• Problem description
Write down nothing except how many lines in the entries contain "engelli".

• Input for this task

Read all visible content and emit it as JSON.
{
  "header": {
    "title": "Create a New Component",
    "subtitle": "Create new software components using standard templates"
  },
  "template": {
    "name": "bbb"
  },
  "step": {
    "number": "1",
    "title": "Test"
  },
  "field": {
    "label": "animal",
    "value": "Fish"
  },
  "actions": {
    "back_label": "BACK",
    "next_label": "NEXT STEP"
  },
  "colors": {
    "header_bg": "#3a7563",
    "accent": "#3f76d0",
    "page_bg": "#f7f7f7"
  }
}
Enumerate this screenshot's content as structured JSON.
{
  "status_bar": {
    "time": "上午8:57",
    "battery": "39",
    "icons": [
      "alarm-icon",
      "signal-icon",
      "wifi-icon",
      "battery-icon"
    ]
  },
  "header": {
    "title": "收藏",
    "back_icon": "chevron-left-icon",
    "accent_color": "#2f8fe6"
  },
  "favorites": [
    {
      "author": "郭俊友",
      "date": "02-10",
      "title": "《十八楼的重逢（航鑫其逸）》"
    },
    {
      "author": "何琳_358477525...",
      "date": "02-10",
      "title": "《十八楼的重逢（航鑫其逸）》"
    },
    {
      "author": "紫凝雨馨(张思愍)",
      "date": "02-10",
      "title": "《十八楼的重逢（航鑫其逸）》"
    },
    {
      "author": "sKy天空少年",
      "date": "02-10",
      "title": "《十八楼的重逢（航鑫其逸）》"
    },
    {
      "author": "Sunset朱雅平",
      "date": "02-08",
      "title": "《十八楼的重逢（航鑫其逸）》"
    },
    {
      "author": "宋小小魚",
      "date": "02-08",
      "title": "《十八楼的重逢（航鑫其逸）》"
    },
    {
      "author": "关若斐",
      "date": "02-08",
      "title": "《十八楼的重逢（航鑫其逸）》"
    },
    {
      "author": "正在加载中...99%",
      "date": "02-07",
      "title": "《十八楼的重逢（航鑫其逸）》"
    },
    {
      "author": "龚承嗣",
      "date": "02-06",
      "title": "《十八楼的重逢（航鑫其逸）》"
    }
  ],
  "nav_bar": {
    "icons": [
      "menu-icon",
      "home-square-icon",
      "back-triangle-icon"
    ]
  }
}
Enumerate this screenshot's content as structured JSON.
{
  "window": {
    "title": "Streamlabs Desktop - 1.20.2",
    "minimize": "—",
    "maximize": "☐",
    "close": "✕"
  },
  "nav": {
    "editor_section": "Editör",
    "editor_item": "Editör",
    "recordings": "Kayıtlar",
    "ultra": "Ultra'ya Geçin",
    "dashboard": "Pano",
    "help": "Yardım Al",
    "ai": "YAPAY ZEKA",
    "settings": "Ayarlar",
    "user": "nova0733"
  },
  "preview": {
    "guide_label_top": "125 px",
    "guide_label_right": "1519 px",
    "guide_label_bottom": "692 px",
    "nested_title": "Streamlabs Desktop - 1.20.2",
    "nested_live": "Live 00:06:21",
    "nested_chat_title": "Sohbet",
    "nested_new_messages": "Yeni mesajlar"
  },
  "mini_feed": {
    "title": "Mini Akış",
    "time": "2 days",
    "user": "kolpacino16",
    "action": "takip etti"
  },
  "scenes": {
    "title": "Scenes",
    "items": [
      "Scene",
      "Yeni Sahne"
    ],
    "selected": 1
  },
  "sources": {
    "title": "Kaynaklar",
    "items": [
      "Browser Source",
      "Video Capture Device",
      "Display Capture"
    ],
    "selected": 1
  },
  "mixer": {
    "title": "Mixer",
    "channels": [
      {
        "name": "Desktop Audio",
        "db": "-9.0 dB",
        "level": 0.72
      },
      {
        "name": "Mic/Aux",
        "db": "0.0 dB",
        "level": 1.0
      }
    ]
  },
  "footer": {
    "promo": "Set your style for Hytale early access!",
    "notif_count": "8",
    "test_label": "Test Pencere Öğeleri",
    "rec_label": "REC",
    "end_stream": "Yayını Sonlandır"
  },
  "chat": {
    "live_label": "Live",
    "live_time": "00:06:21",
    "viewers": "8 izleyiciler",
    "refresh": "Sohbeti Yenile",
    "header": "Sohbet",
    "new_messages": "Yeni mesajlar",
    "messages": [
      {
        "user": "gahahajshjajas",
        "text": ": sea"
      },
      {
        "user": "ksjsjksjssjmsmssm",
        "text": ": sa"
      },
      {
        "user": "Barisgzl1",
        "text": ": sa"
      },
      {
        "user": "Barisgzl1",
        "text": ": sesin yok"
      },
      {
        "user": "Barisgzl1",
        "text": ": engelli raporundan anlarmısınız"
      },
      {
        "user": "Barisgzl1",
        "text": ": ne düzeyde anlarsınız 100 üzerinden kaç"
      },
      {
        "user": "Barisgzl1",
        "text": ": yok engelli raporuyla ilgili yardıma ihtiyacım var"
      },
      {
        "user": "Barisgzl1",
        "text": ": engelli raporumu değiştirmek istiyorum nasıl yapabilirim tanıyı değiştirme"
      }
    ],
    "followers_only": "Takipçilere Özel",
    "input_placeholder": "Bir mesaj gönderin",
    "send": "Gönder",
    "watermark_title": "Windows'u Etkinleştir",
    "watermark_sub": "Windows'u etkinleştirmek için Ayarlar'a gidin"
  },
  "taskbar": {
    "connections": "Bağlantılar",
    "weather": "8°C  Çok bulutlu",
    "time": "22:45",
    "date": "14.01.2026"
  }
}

• Solution to the exercise
3